The new law enacted by the Hungarian government this week against foreign-accredited universities has aroused protests in Hungary and serious concerns by the international community. European Commission vice-president Frans Timmermans said yesterday (12 April) that the Commission will examine whether the law is compatible with European law and values. Timmermans promised that a legal assessment will be completed as soon as possible and that next steps on any legal concerns by the Commission will be considered by the end of the month.
“The recently adopted Higher Education Law is troubling many people in Europe’s academic community, as well as politicians across Europe and beyond. It is perceived by many as an attempt to close down the Central European University (CEU),” Timmermans said.
He also referred to European President Jean-Claude Juncker who said earlier this week that he does not like the decision.
Over 1,000 scientists, including 2 Nobel Laureates, from over 30 countries have signed a letter to Hungarian authorities calling on the government to withdraw the proposed legislation and “maintain academic freedom and scientific excellence”.
The United Nations special rapporteur for freedom of opinion said that the new legislation was “likely to violate the central precepts of academic freedom in a free society.”
The legislation requires that universities operating also outside the EU should meet certain general conditions such having a campus in their other country of operation, where comparable degree programs would be offered. This is currently not the case for CEU and the condition is seen as targeting especially CEU.
The Central European University in Budapest was founded in 1991 by Hungarian-born Holocaust survivor and philanthropist George Soros.

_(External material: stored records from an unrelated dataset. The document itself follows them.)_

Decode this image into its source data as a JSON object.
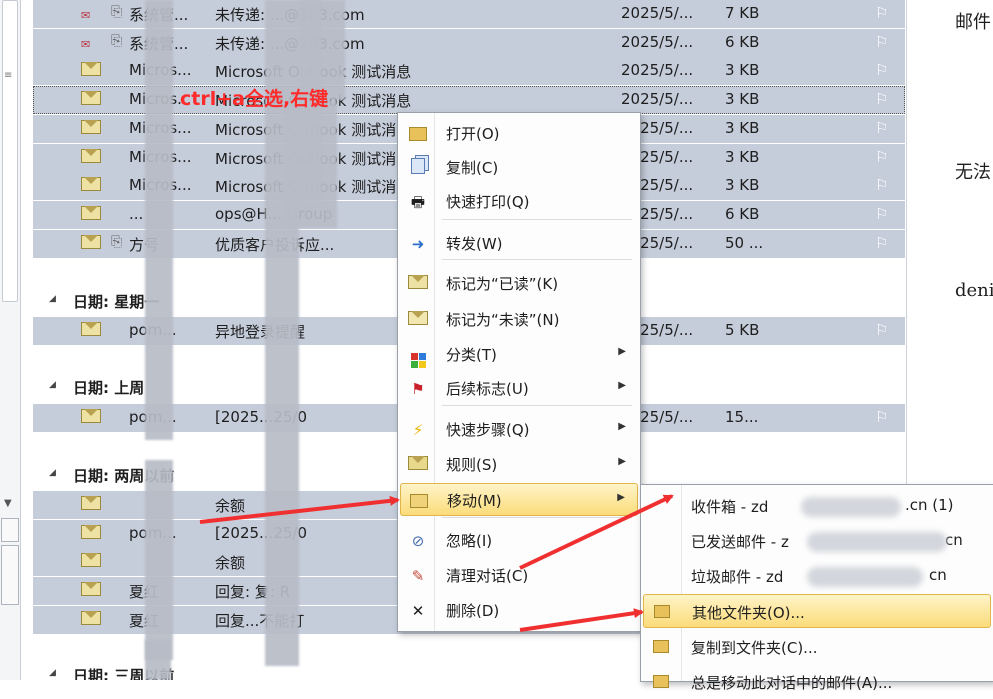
{
  "groups": [
    {
      "label": "日期: 星期一"
    },
    {
      "label": "日期: 上周"
    },
    {
      "label": "日期: 两周以前"
    },
    {
      "label": "日期: 三周以前"
    }
  ],
  "top_rows": [
    {
      "from": "系统管...",
      "subject": "未传递: ...@163.com",
      "date": "2025/5/...",
      "size": "7 KB",
      "icon": "undelivered-icon",
      "attach": true
    },
    {
      "from": "系统管...",
      "subject": "未传递: ...@163.com",
      "date": "2025/5/...",
      "size": "6 KB",
      "icon": "undelivered-icon",
      "attach": true
    },
    {
      "from": "Micros...",
      "subject": "Microsoft Outlook 测试消息",
      "date": "2025/5/...",
      "size": "3 KB",
      "icon": "envelope-icon",
      "attach": false
    },
    {
      "from": "Micros...",
      "subject": "Microsoft Outlook 测试消息",
      "date": "2025/5/...",
      "size": "3 KB",
      "icon": "envelope-icon",
      "attach": false
    },
    {
      "from": "Micros...",
      "subject": "Microsoft Outlook 测试消息",
      "date": "2025/5/...",
      "size": "3 KB",
      "icon": "envelope-icon",
      "attach": false
    },
    {
      "from": "Micros...",
      "subject": "Microsoft Outlook 测试消息",
      "date": "2025/5/...",
      "size": "3 KB",
      "icon": "envelope-icon",
      "attach": false
    },
    {
      "from": "Micros...",
      "subject": "Microsoft Outlook 测试消息",
      "date": "2025/5/...",
      "size": "3 KB",
      "icon": "envelope-icon",
      "attach": false
    },
    {
      "from": "...",
      "subject": "ops@H... Group",
      "date": "2025/5/...",
      "size": "6 KB",
      "icon": "envelope-icon",
      "attach": false
    },
    {
      "from": "方号",
      "subject": "优质客户投诉应...",
      "date": "2025/5/...",
      "size": "50 ...",
      "icon": "envelope-icon",
      "attach": true
    }
  ],
  "g1_rows": [
    {
      "from": "pom...",
      "subject": "异地登录提醒",
      "date": "2025/5/...",
      "size": "5 KB"
    }
  ],
  "g2_rows": [
    {
      "from": "pom...",
      "subject": "[2025...25/0",
      "date": "2025/5/...",
      "size": "15..."
    }
  ],
  "g3_rows": [
    {
      "from": "",
      "subject": "余额",
      "date": "",
      "size": ""
    },
    {
      "from": "pom...",
      "subject": "[2025...25/0",
      "date": "",
      "size": ""
    },
    {
      "from": "",
      "subject": "余额",
      "date": "",
      "size": ""
    },
    {
      "from": "夏红",
      "subject": "回复: 复: R",
      "date": "",
      "size": ""
    },
    {
      "from": "夏红",
      "subject": "回复...不能打",
      "date": "",
      "size": ""
    }
  ],
  "reading_pane": [
    "邮件",
    "无法",
    "deni"
  ],
  "annotation": "ctrl+a全选,右键",
  "context_menu": [
    {
      "label": "打开(O)",
      "icon": "open-folder-icon",
      "sub": false
    },
    {
      "label": "复制(C)",
      "icon": "copy-icon",
      "sub": false
    },
    {
      "label": "快速打印(Q)",
      "icon": "printer-icon",
      "sub": false
    },
    {
      "label": "转发(W)",
      "icon": "forward-icon",
      "sub": false
    },
    {
      "label": "标记为“已读”(K)",
      "icon": "mark-read-icon",
      "sub": false
    },
    {
      "label": "标记为“未读”(N)",
      "icon": "mark-unread-icon",
      "sub": false
    },
    {
      "label": "分类(T)",
      "icon": "categorize-icon",
      "sub": true
    },
    {
      "label": "后续标志(U)",
      "icon": "follow-up-flag-icon",
      "sub": true
    },
    {
      "label": "快速步骤(Q)",
      "icon": "quick-steps-icon",
      "sub": true
    },
    {
      "label": "规则(S)",
      "icon": "rules-icon",
      "sub": true
    },
    {
      "label": "移动(M)",
      "icon": "move-icon",
      "sub": true
    },
    {
      "label": "忽略(I)",
      "icon": "ignore-icon",
      "sub": false
    },
    {
      "label": "清理对话(C)",
      "icon": "clean-up-icon",
      "sub": false
    },
    {
      "label": "删除(D)",
      "icon": "delete-icon",
      "sub": false
    }
  ],
  "submenu": [
    {
      "label": "收件箱 - zd",
      "suffix": ".cn (1)"
    },
    {
      "label": "已发送邮件 - z",
      "suffix": "cn"
    },
    {
      "label": "垃圾邮件 - zd",
      "suffix": "cn"
    },
    {
      "label": "其他文件夹(O)...",
      "suffix": ""
    },
    {
      "label": "复制到文件夹(C)...",
      "suffix": ""
    },
    {
      "label": "总是移动此对话中的邮件(A)...",
      "suffix": ""
    }
  ],
  "colors": {
    "selected_row": "#c5ccda",
    "highlight": "#fbdc7a",
    "annotation": "#ff2b2b",
    "arrow": "#f03030"
  }
}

It has nearly 1,800 graduate-level students in social sciences and law from more than 100 countries and about 370 faculty members.
George Soros has been pictured as an “enemy” of Hungary. By attacking Soros as a symbol of global capitalism the Hungarian government is nourishing anti-Semitic stereotypes and justifying its clampdown on academic and media freedom.
Another controversial legislation in Hungary concerns the funding of so-called ‘foreign’ Non-Governmental Organisations. Draft legislation was tabled by the government party last week.
“It is very much on our radar screen. We will be following it closely,” Timmermans said. “There can be legitimate public interest reasons for ensuring transparency of funding, but any measures need to be proportionate and must not create undue discrimination within the EU.”
A new asylum law that was adopted by the Hungarian parliament at the end of March also raises serious doubts about compatibility with EU law, according to Timmermans.
The Commission states that it also continues to be attentive to the situation of the Roma in Hungary, and in particular to the “timely resolution of the concerns we have expressed about discrimination against Roma children in education”.
Roma children are often put in segregated schools or classrooms. This is an issue that has not been resolved since 2004 when Hungary and other countries in central-eastern Europe joined EU.
The Brussels Times